Status: Signed September 24, 1996, awaiting ratification
The Comprehensive Nuclear Test-Ban Treaty (CTBT) prohibits all nuclear testing. Specifically, the treaty requires states: “not to carry out any nuclear weapon test explosion or any other nuclear explosion.” Article IV establishes a verification mechanism with an International Monitoring System. The treaty requires the 44 states with nuclear reactors to ratify the treaty before it enters into force.
Under President George W. Bush, the administration honored a moratorium on nuclear testing but did not want to preclude the option of future testing. One of the concerns is whether the United States can rely on the safety and readiness of its nuclear weapons stockpiles through science-based stockpile stewardship, without pragmatic and periodic field testing. For greater details, see (a) CRS Report 97-1007, Nuclear Testing and Comprehensive Test Ban: Chronology Starting September 1992, by Jonathan Medalia, and (b) CRS Report RL34394, Comprehensive Nuclear-Test-Ban Treaty, updated November 15, 2006, by Jonathan Medalia.

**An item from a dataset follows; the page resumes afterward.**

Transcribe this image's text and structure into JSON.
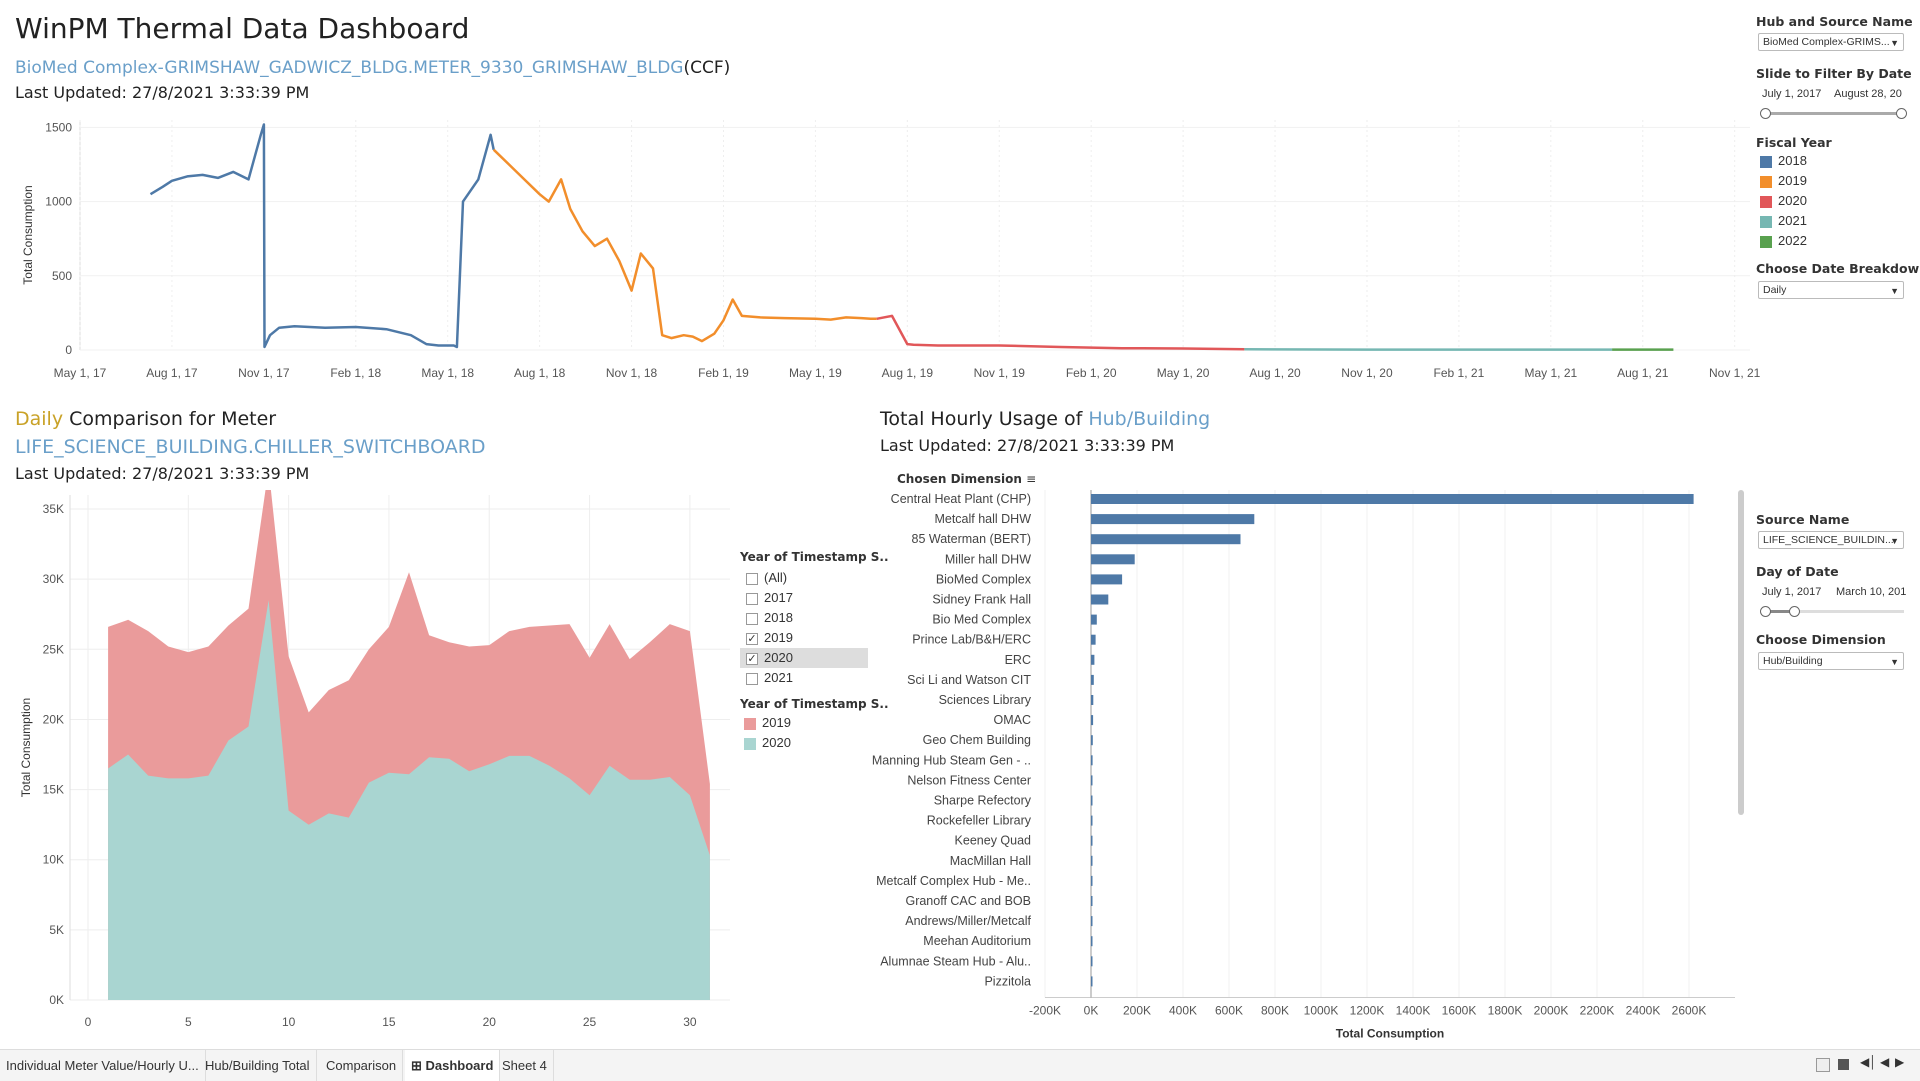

William Perry, the former U.S. Defense Secretary who advised President Bill Clinton to sign the treaty, stated in a UN press conference on the CBT in September 2008 that Obama, if elected, would “provide substantial support to ratifying the CTBT.”
As a candidate, President-elect Obama supported the ratification of the CTBT.
Convention No. 87
Ex. S, 81-1 (Treaty Doc. 81-19) August 27, 1949
Convention No. 87 concerning freedom of association and protection of the right to
organize adopted by the International Labor Conference at its 31st session held at San
Francisco, June 17 to July 10, 1948.